(Element data from apps and pages)
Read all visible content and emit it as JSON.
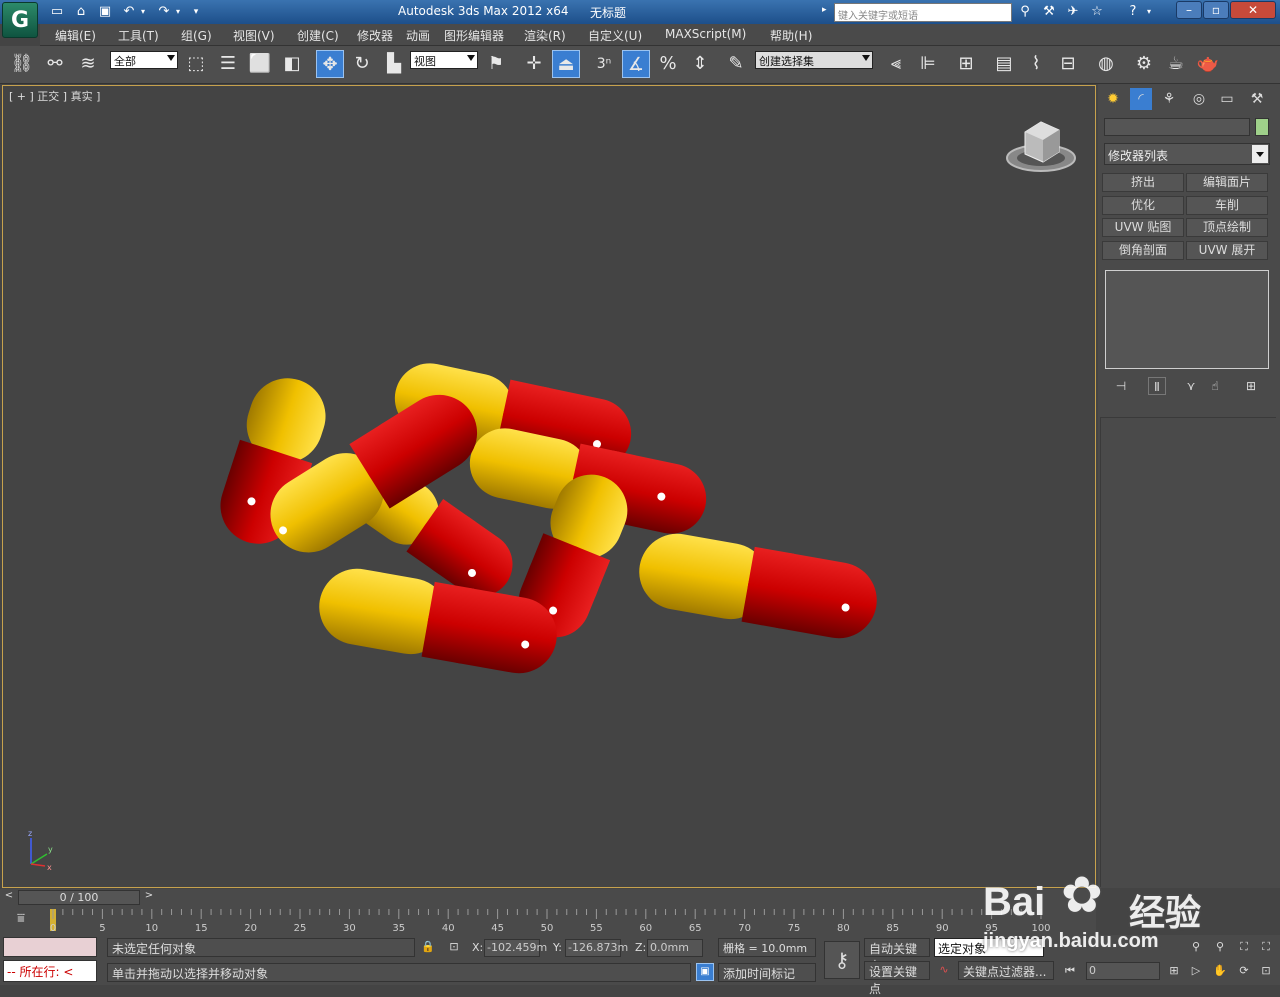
{
  "title": {
    "app": "Autodesk 3ds Max  2012 x64",
    "doc": "无标题",
    "search_placeholder": "键入关键字或短语"
  },
  "menu": [
    "编辑(E)",
    "工具(T)",
    "组(G)",
    "视图(V)",
    "创建(C)",
    "修改器",
    "动画",
    "图形编辑器",
    "渲染(R)",
    "自定义(U)",
    "MAXScript(M)",
    "帮助(H)"
  ],
  "toolbar": {
    "filter": "全部",
    "ref_coord": "视图",
    "selection_set": "创建选择集",
    "snap_number": "3"
  },
  "viewport": {
    "label": "[ + ] 正交 ] 真实 ]",
    "axis_labels": {
      "z": "z",
      "y": "y",
      "x": "x"
    }
  },
  "cmdpanel": {
    "modifier_list": "修改器列表",
    "buttons": [
      "挤出",
      "编辑面片",
      "优化",
      "车削",
      "UVW 贴图",
      "顶点绘制",
      "倒角剖面",
      "UVW 展开"
    ]
  },
  "timeslider": {
    "frame": "0 / 100",
    "ticks": [
      "0",
      "5",
      "10",
      "15",
      "20",
      "25",
      "30",
      "35",
      "40",
      "45",
      "50",
      "55",
      "60",
      "65",
      "70",
      "75",
      "80",
      "85",
      "90",
      "95",
      "100"
    ]
  },
  "status": {
    "running": "所在行:",
    "selection": "未选定任何对象",
    "prompt": "单击并拖动以选择并移动对象",
    "x_label": "X:",
    "x_value": "-102.459m",
    "y_label": "Y:",
    "y_value": "-126.873m",
    "z_label": "Z:",
    "z_value": "0.0mm",
    "grid": "栅格 = 10.0mm",
    "add_time_tag": "添加时间标记",
    "auto_key": "自动关键点",
    "set_key": "设置关键点",
    "selected_obj": "选定对象",
    "key_filter": "关键点过滤器...",
    "frame_field": "0"
  },
  "watermark": {
    "brand": "Bai",
    "suffix": "经验",
    "url": "jingyan.baidu.com"
  },
  "colors": {
    "capsule_red": "#cc0000",
    "capsule_yellow": "#f0c000",
    "active_button": "#3a7ed1",
    "viewport_border": "#c7a24d"
  }
}
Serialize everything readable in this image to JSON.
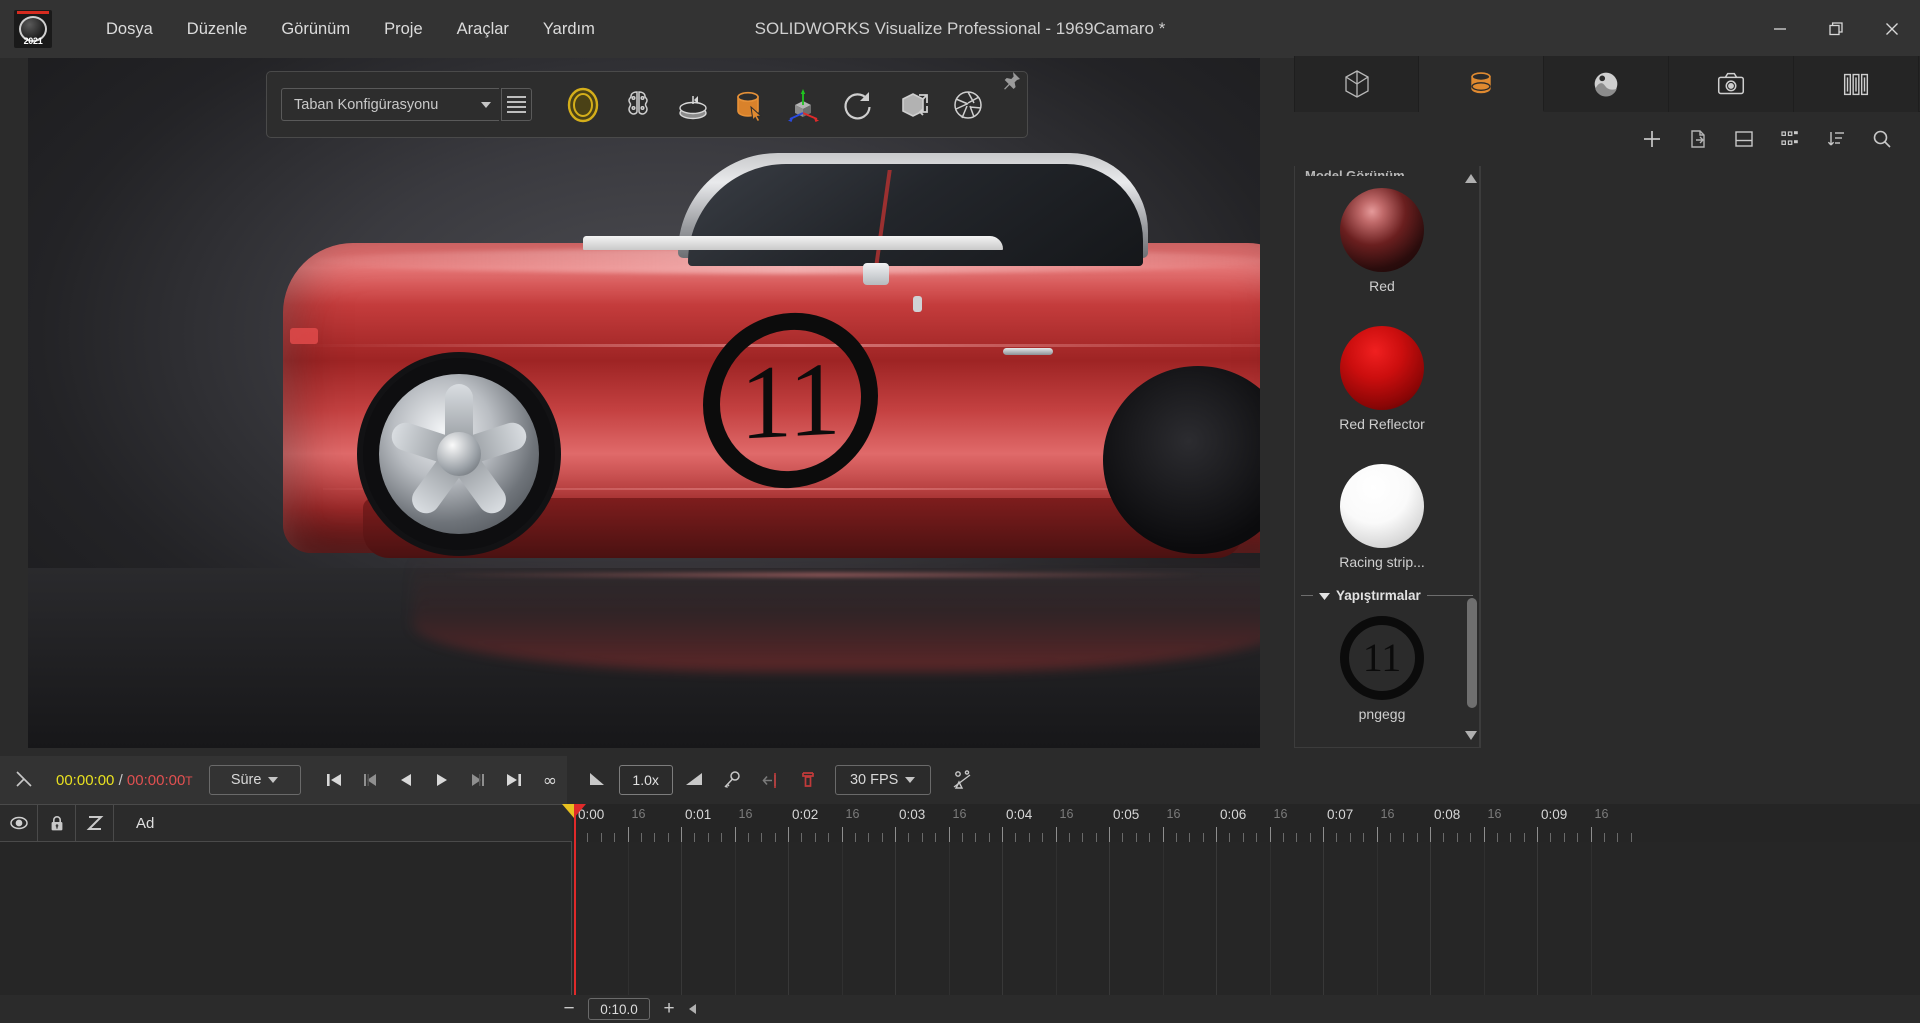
{
  "window": {
    "title": "SOLIDWORKS Visualize Professional - 1969Camaro *",
    "logo_year": "2021",
    "controls": {
      "minimize": "minimize-icon",
      "restore": "restore-icon",
      "close": "close-icon"
    }
  },
  "menu": {
    "items": [
      {
        "label": "Dosya"
      },
      {
        "label": "Düzenle"
      },
      {
        "label": "Görünüm"
      },
      {
        "label": "Proje"
      },
      {
        "label": "Araçlar"
      },
      {
        "label": "Yardım"
      }
    ]
  },
  "viewport_toolbar": {
    "configuration": {
      "value": "Taban Konfigürasyonu",
      "list_icon": "list-icon",
      "dropdown_icon": "chevron-down-icon"
    },
    "pin_icon": "pin-icon",
    "tools": [
      {
        "name": "ring-tool-icon",
        "label": "Render Modu",
        "color": "#c7a41c"
      },
      {
        "name": "brain-tool-icon",
        "label": "Denoiser",
        "color": "#cfcfcf"
      },
      {
        "name": "pedestal-tool-icon",
        "label": "Zemin",
        "color": "#cfcfcf"
      },
      {
        "name": "paint-bucket-tool-icon",
        "label": "Görünüm",
        "color": "#e08a30"
      },
      {
        "name": "axis-cube-tool-icon",
        "label": "Manipülatör",
        "color": "#b0b0b0"
      },
      {
        "name": "refresh-tool-icon",
        "label": "Yenile",
        "color": "#cfcfcf"
      },
      {
        "name": "import-cube-tool-icon",
        "label": "İçe Aktar",
        "color": "#cfcfcf"
      },
      {
        "name": "aperture-tool-icon",
        "label": "Kamera",
        "color": "#cfcfcf"
      }
    ]
  },
  "viewport": {
    "decal_number": "11"
  },
  "right_panel": {
    "tabs": [
      {
        "name": "tab-models",
        "icon": "cube-icon",
        "active": false
      },
      {
        "name": "tab-appearances",
        "icon": "paint-bucket-icon",
        "active": true
      },
      {
        "name": "tab-environments",
        "icon": "image-icon",
        "active": false
      },
      {
        "name": "tab-cameras",
        "icon": "camera-icon",
        "active": false
      },
      {
        "name": "tab-filters",
        "icon": "filmstrip-icon",
        "active": false
      }
    ],
    "actions": [
      {
        "name": "add-button",
        "icon": "plus-icon"
      },
      {
        "name": "export-button",
        "icon": "file-export-icon"
      },
      {
        "name": "split-view-button",
        "icon": "split-view-icon"
      },
      {
        "name": "grid-view-button",
        "icon": "grid-view-icon"
      },
      {
        "name": "sort-button",
        "icon": "sort-icon"
      },
      {
        "name": "search-button",
        "icon": "search-icon"
      }
    ],
    "group_clipped_label": "Model Görünüm",
    "appearances": [
      {
        "label": "Red",
        "swatch": "dark-red-glossy"
      },
      {
        "label": "Red Reflector",
        "swatch": "bright-red"
      },
      {
        "label": "Racing strip...",
        "swatch": "white"
      }
    ],
    "decals_section": {
      "label": "Yapıştırmalar",
      "collapse_icon": "chevron-down-icon"
    },
    "decals": [
      {
        "label": "pngegg",
        "number": "11"
      }
    ],
    "scroll_up_icon": "chevron-up-icon",
    "scroll_down_icon": "chevron-down-icon"
  },
  "timeline_toolbar": {
    "keyframe_tool_icon": "keyframe-tool-icon",
    "timecode": {
      "current": "00:00:00",
      "separator": "/",
      "total": "00:00:00",
      "suffix": "T"
    },
    "duration_select": {
      "label": "Süre",
      "icon": "chevron-down-icon"
    },
    "transport": [
      {
        "name": "go-to-start-button",
        "icon": "skip-start-icon"
      },
      {
        "name": "step-back-button",
        "icon": "step-back-icon"
      },
      {
        "name": "play-reverse-button",
        "icon": "play-reverse-icon"
      },
      {
        "name": "play-button",
        "icon": "play-icon"
      },
      {
        "name": "step-forward-button",
        "icon": "step-forward-icon"
      },
      {
        "name": "go-to-end-button",
        "icon": "skip-end-icon"
      },
      {
        "name": "loop-button",
        "icon": "infinity-icon"
      }
    ],
    "right_tools": [
      {
        "name": "ease-in-button",
        "icon": "ease-in-icon"
      },
      {
        "name": "speed-field",
        "value": "1.0x"
      },
      {
        "name": "ease-out-button",
        "icon": "ease-out-icon"
      },
      {
        "name": "add-keyframe-button",
        "icon": "key-icon"
      },
      {
        "name": "previous-keyframe-button",
        "icon": "prev-keyframe-icon"
      },
      {
        "name": "delete-keyframe-button",
        "icon": "delete-keyframe-icon"
      },
      {
        "name": "fps-select",
        "value": "30 FPS",
        "icon": "chevron-down-icon"
      },
      {
        "name": "interpolation-button",
        "icon": "interpolation-icon"
      }
    ]
  },
  "timeline": {
    "header": {
      "visibility_icon": "eye-icon",
      "lock_icon": "lock-icon",
      "curve_icon": "z-curve-icon",
      "name_column": "Ad"
    },
    "ruler": {
      "seconds": [
        "0:00",
        "0:01",
        "0:02",
        "0:03",
        "0:04",
        "0:05",
        "0:06",
        "0:07",
        "0:08",
        "0:09"
      ],
      "sub_label": "16",
      "playhead_position": "0:00"
    },
    "zoom": {
      "minus": "−",
      "value": "0:10.0",
      "plus": "+",
      "collapse_icon": "chevron-left-icon"
    }
  },
  "colors": {
    "accent_orange": "#e08a30",
    "accent_yellow": "#e8e020",
    "accent_red": "#e05050",
    "panel_bg": "#2b2b2b",
    "titlebar_bg": "#333333"
  }
}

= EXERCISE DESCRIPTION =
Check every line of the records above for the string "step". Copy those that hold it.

= OUTPUT OF THE TASK =
        "name": "step-back-button",
        "icon": "step-back-icon"
        "name": "step-forward-button",
        "icon": "step-forward-icon"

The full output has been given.